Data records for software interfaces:
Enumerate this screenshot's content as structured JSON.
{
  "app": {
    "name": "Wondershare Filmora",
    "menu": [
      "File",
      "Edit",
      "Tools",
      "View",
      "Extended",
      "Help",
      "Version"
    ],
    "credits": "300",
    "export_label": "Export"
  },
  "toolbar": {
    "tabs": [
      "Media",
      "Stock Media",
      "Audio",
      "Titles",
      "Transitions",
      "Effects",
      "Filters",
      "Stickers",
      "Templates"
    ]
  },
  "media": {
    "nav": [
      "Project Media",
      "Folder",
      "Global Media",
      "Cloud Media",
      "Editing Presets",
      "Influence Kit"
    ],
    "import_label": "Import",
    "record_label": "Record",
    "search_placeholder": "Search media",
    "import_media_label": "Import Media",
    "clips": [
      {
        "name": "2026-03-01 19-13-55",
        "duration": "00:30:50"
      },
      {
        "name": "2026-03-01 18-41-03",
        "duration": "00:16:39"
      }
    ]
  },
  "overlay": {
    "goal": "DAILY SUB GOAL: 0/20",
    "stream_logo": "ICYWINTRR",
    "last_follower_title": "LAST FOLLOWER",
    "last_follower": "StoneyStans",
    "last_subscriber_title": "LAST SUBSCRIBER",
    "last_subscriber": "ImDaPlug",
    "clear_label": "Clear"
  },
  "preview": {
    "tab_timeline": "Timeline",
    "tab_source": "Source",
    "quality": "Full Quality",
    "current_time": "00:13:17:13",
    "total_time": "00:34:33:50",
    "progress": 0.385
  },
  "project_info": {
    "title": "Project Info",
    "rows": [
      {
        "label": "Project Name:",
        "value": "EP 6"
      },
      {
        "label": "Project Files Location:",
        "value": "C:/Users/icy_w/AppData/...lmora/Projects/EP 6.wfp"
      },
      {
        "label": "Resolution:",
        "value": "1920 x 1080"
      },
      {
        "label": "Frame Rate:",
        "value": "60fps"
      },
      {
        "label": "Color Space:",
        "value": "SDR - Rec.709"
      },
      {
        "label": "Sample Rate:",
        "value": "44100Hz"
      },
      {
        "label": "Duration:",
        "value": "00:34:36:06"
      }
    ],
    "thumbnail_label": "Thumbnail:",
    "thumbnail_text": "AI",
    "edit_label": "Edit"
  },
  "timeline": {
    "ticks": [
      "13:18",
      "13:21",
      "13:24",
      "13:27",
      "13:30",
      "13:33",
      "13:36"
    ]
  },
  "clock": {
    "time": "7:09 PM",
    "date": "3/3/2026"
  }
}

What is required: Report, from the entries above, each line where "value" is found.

Task result:
        "value": "EP 6"
        "value": "C:/Users/icy_w/AppData/...lmora/Projects/EP 6.wfp"
        "value": "1920 x 1080"
        "value": "60fps"
        "value": "SDR - Rec.709"
        "value": "44100Hz"
        "value": "00:34:36:06"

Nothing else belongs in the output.